- **Work to be completed**
For this exercise, copy all the data exactly and include none of the pictures.

- **Records for this task**
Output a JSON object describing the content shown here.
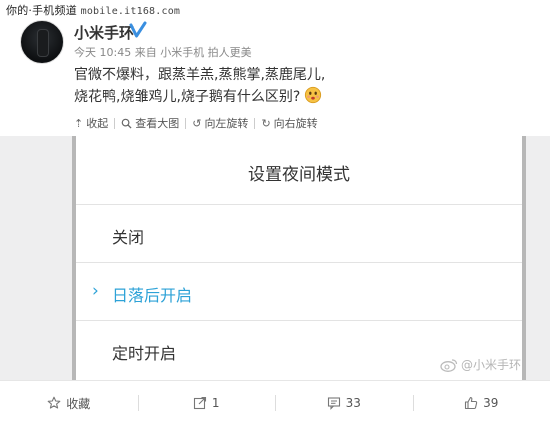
{
  "watermark": {
    "text": "你的·手机频道",
    "site": "mobile.it168.com"
  },
  "post": {
    "username": "小米手环",
    "meta": "今天 10:45 来自 小米手机 拍人更美",
    "text_line1": "官微不爆料，跟蒸羊羔,蒸熊掌,蒸鹿尾儿,",
    "text_line2": "烧花鸭,烧雏鸡儿,烧子鹅有什么区别?"
  },
  "image_toolbar": {
    "collapse": "收起",
    "view_large": "查看大图",
    "rotate_left": "向左旋转",
    "rotate_right": "向右旋转"
  },
  "screenshot": {
    "dialog_title": "设置夜间模式",
    "options": [
      "关闭",
      "日落后开启",
      "定时开启"
    ],
    "selected_index": 1,
    "watermark": "@小米手环",
    "accent_color": "#2da2d7"
  },
  "actions": {
    "favorite": "收藏",
    "repost": "1",
    "comments": "33",
    "likes": "39"
  }
}
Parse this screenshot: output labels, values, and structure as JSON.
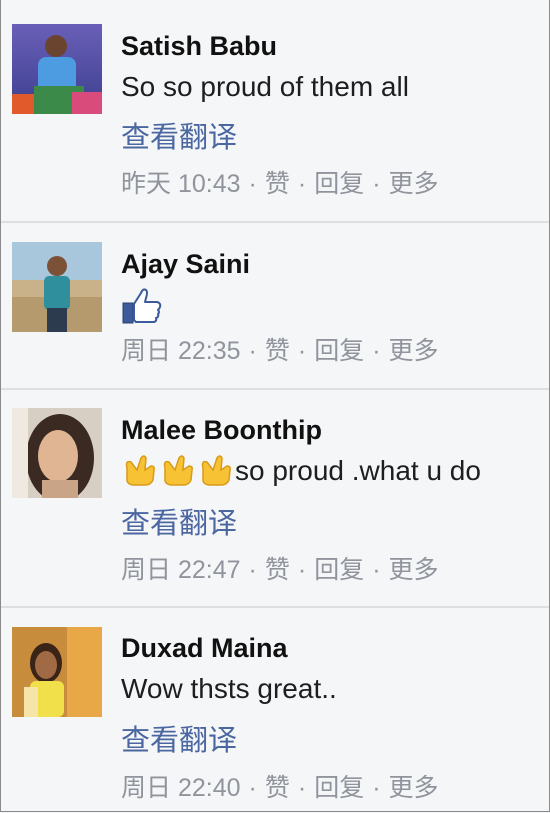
{
  "comments": [
    {
      "name": "Satish Babu",
      "text": "So so proud of them all",
      "translate": "查看翻译",
      "time": "昨天 10:43",
      "sep": "·",
      "like": "赞",
      "reply": "回复",
      "more": "更多"
    },
    {
      "name": "Ajay Saini",
      "time": "周日 22:35",
      "sep": "·",
      "like": "赞",
      "reply": "回复",
      "more": "更多",
      "sticker": "thumbs-up-icon"
    },
    {
      "name": "Malee Boonthip",
      "text": "so proud .what u do",
      "emoji": "pointing-hand-icon",
      "emoji_count": 3,
      "translate": "查看翻译",
      "time": "周日 22:47",
      "sep": "·",
      "like": "赞",
      "reply": "回复",
      "more": "更多"
    },
    {
      "name": "Duxad Maina",
      "text": "Wow thsts great..",
      "translate": "查看翻译",
      "time": "周日 22:40",
      "sep": "·",
      "like": "赞",
      "reply": "回复",
      "more": "更多"
    }
  ],
  "colors": {
    "link": "#4b67a1",
    "meta": "#90949c",
    "background": "#f5f6f7"
  }
}
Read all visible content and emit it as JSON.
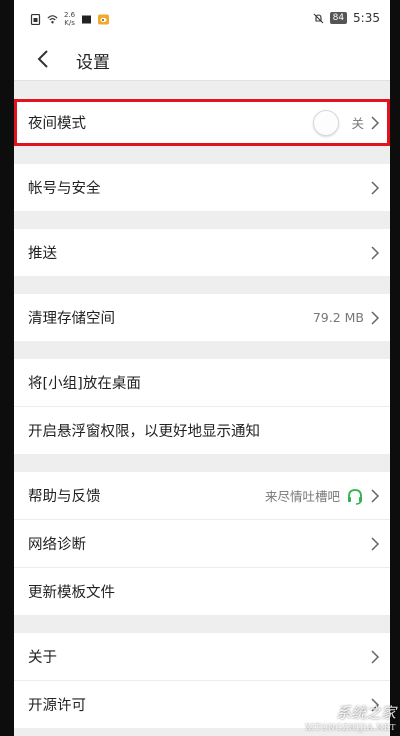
{
  "status_bar": {
    "net_speed_value": "2.6",
    "net_speed_unit": "K/s",
    "battery": "84",
    "time": "5:35"
  },
  "header": {
    "title": "设置"
  },
  "groups": [
    {
      "items": [
        {
          "label": "夜间模式",
          "value": "关"
        }
      ]
    },
    {
      "items": [
        {
          "label": "帐号与安全"
        }
      ]
    },
    {
      "items": [
        {
          "label": "推送"
        }
      ]
    },
    {
      "items": [
        {
          "label": "清理存储空间",
          "value": "79.2 MB"
        }
      ]
    },
    {
      "items": [
        {
          "label": "将[小组]放在桌面"
        },
        {
          "label": "开启悬浮窗权限，以更好地显示通知"
        }
      ]
    },
    {
      "items": [
        {
          "label": "帮助与反馈",
          "value": "来尽情吐槽吧"
        },
        {
          "label": "网络诊断"
        },
        {
          "label": "更新模板文件"
        }
      ]
    },
    {
      "items": [
        {
          "label": "关于"
        },
        {
          "label": "开源许可"
        }
      ]
    }
  ],
  "watermark": {
    "main": "系统之家",
    "sub": "XITONGZHIJIA.NET"
  },
  "colors": {
    "highlight": "#e0141e",
    "headset_green": "#2eb24e"
  }
}
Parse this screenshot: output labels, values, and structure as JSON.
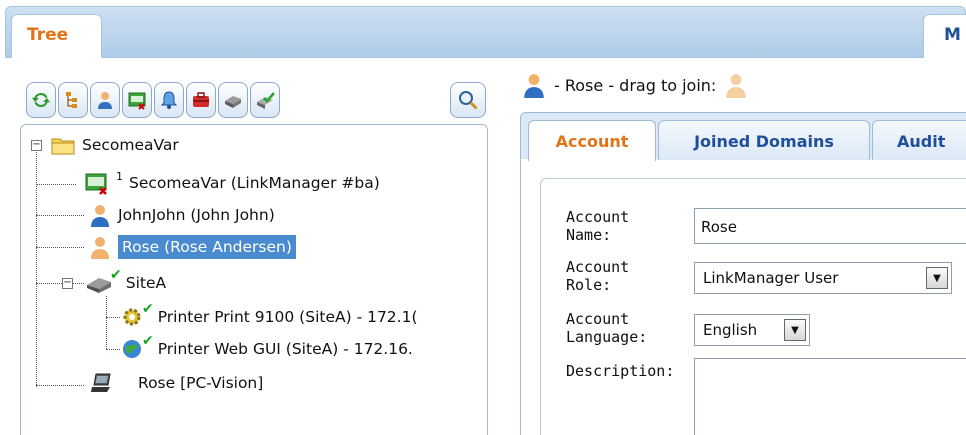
{
  "top_tabs": {
    "tree": "Tree",
    "second": "M"
  },
  "toolbar": {
    "buttons": [
      "refresh-icon",
      "tree-view-icon",
      "user-icon",
      "appliance-icon",
      "bell-icon",
      "toolbox-icon",
      "device-icon",
      "approve-icon"
    ],
    "search": "search-icon"
  },
  "tree": {
    "root": {
      "label": "SecomeaVar",
      "icon": "folder-icon"
    },
    "items": [
      {
        "label": "SecomeaVar (LinkManager #ba)",
        "superscript": "1",
        "icon": "linkmanager-icon"
      },
      {
        "label": "JohnJohn (John John)",
        "icon": "user-icon"
      },
      {
        "label": "Rose (Rose Andersen)",
        "icon": "user-icon",
        "selected": true
      },
      {
        "label": "SiteA",
        "icon": "gateway-icon",
        "check": "✔"
      },
      {
        "label": "Printer Print 9100 (SiteA) - 172.1(",
        "icon": "gear-icon",
        "check": "✔"
      },
      {
        "label": "Printer Web GUI (SiteA) - 172.16.",
        "icon": "web-icon",
        "check": "✔"
      },
      {
        "label": "Rose [PC-Vision]",
        "icon": "laptop-icon"
      }
    ]
  },
  "header": {
    "text": "- Rose - drag to join:"
  },
  "subtabs": [
    "Account",
    "Joined Domains",
    "Audit"
  ],
  "form": {
    "account_name_label": "Account\nName:",
    "account_name_value": "Rose",
    "account_role_label": "Account\nRole:",
    "account_role_value": "LinkManager User",
    "account_language_label": "Account\nLanguage:",
    "account_language_value": "English",
    "description_label": "Description:"
  },
  "colors": {
    "accent_orange": "#e27418",
    "link_blue": "#1f4f9a",
    "selection": "#4a8bd0",
    "check_green": "#19a31a"
  }
}
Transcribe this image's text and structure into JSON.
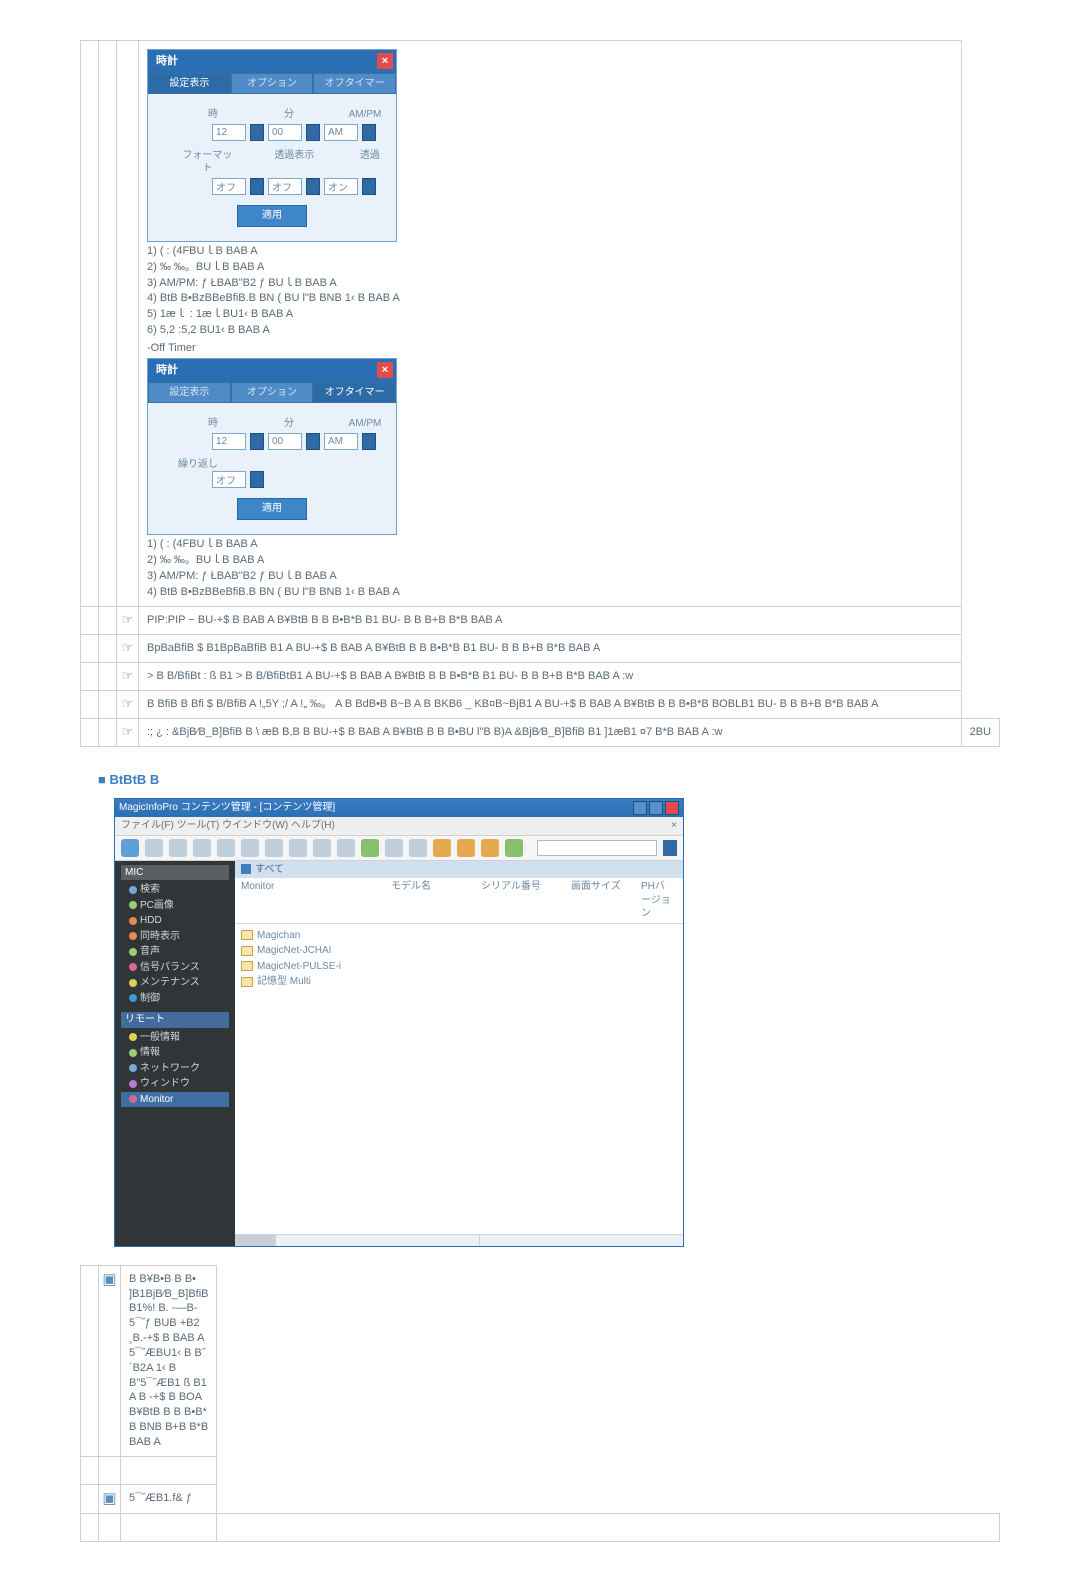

- **Output below**
Output a JSON object describing the content shown here.
{
  "watermark": {
    "text": "你的·手机频道",
    "site": "mobile.it168.com"
  },
  "post": {
    "username": "小米手环",
    "meta": "今天 10:45 来自 小米手机 拍人更美",
    "text_line1": "官微不爆料，跟蒸羊羔,蒸熊掌,蒸鹿尾儿,",
    "text_line2": "烧花鸭,烧雏鸡儿,烧子鹅有什么区别?"
  },
  "image_toolbar": {
    "collapse": "收起",
    "view_large": "查看大图",
    "rotate_left": "向左旋转",
    "rotate_right": "向右旋转"
  },
  "screenshot": {
    "dialog_title": "设置夜间模式",
    "options": [
      "关闭",
      "日落后开启",
      "定时开启"
    ],
    "selected_index": 1,
    "watermark": "@小米手环",
    "accent_color": "#2da2d7"
  },
  "actions": {
    "favorite": "收藏",
    "repost": "1",
    "comments": "33",
    "likes": "39"
  }
}
Parse this screenshot: output labels, values, and structure as JSON.
{
  "comments": [
    {
      "name": "Satish Babu",
      "text": "So so proud of them all",
      "translate": "查看翻译",
      "time": "昨天 10:43",
      "sep": "·",
      "like": "赞",
      "reply": "回复",
      "more": "更多"
    },
    {
      "name": "Ajay Saini",
      "time": "周日 22:35",
      "sep": "·",
      "like": "赞",
      "reply": "回复",
      "more": "更多",
      "sticker": "thumbs-up-icon"
    },
    {
      "name": "Malee Boonthip",
      "text": "so proud .what u do",
      "emoji": "pointing-hand-icon",
      "emoji_count": 3,
      "translate": "查看翻译",
      "time": "周日 22:47",
      "sep": "·",
      "like": "赞",
      "reply": "回复",
      "more": "更多"
    },
    {
      "name": "Duxad Maina",
      "text": "Wow thsts great..",
      "translate": "查看翻译",
      "time": "周日 22:40",
      "sep": "·",
      "like": "赞",
      "reply": "回复",
      "more": "更多"
    }
  ],
  "colors": {
    "link": "#4b67a1",
    "meta": "#90949c",
    "background": "#f5f6f7"
  }
}
Read all visible content and emit it as JSON.
{
  "status_bar": {
    "net_speed_value": "2.6",
    "net_speed_unit": "K/s",
    "battery": "84",
    "time": "5:35"
  },
  "header": {
    "title": "设置"
  },
  "groups": [
    {
      "items": [
        {
          "label": "夜间模式",
          "value": "关"
        }
      ]
    },
    {
      "items": [
        {
          "label": "帐号与安全"
        }
      ]
    },
    {
      "items": [
        {
          "label": "推送"
        }
      ]
    },
    {
      "items": [
        {
          "label": "清理存储空间",
          "value": "79.2 MB"
        }
      ]
    },
    {
      "items": [
        {
          "label": "将[小组]放在桌面"
        },
        {
          "label": "开启悬浮窗权限，以更好地显示通知"
        }
      ]
    },
    {
      "items": [
        {
          "label": "帮助与反馈",
          "value": "来尽情吐槽吧"
        },
        {
          "label": "网络诊断"
        },
        {
          "label": "更新模板文件"
        }
      ]
    },
    {
      "items": [
        {
          "label": "关于"
        },
        {
          "label": "开源许可"
        }
      ]
    }
  ],
  "watermark": {
    "main": "系统之家",
    "sub": "XITONGZHIJIA.NET"
  },
  "colors": {
    "highlight": "#e0141e",
    "headset_green": "#2eb24e"
  }
}
Parse this screenshot: output labels, values, and structure as JSON.
{
  "top_tabs": {
    "tree": "Tree",
    "second": "M"
  },
  "toolbar": {
    "buttons": [
      "refresh-icon",
      "tree-view-icon",
      "user-icon",
      "appliance-icon",
      "bell-icon",
      "toolbox-icon",
      "device-icon",
      "approve-icon"
    ],
    "search": "search-icon"
  },
  "tree": {
    "root": {
      "label": "SecomeaVar",
      "icon": "folder-icon"
    },
    "items": [
      {
        "label": "SecomeaVar (LinkManager #ba)",
        "superscript": "1",
        "icon": "linkmanager-icon"
      },
      {
        "label": "JohnJohn (John John)",
        "icon": "user-icon"
      },
      {
        "label": "Rose (Rose Andersen)",
        "icon": "user-icon",
        "selected": true
      },
      {
        "label": "SiteA",
        "icon": "gateway-icon",
        "check": "✔"
      },
      {
        "label": "Printer Print 9100 (SiteA) - 172.1(",
        "icon": "gear-icon",
        "check": "✔"
      },
      {
        "label": "Printer Web GUI (SiteA) - 172.16.",
        "icon": "web-icon",
        "check": "✔"
      },
      {
        "label": "Rose [PC-Vision]",
        "icon": "laptop-icon"
      }
    ]
  },
  "header": {
    "text": "- Rose - drag to join:"
  },
  "subtabs": [
    "Account",
    "Joined Domains",
    "Audit"
  ],
  "form": {
    "account_name_label": "Account\nName:",
    "account_name_value": "Rose",
    "account_role_label": "Account\nRole:",
    "account_role_value": "LinkManager User",
    "account_language_label": "Account\nLanguage:",
    "account_language_value": "English",
    "description_label": "Description:"
  },
  "colors": {
    "accent_orange": "#e27418",
    "link_blue": "#1f4f9a",
    "selection": "#4a8bd0",
    "check_green": "#19a31a"
  }
}
Transcribe this image's text and structure into JSON.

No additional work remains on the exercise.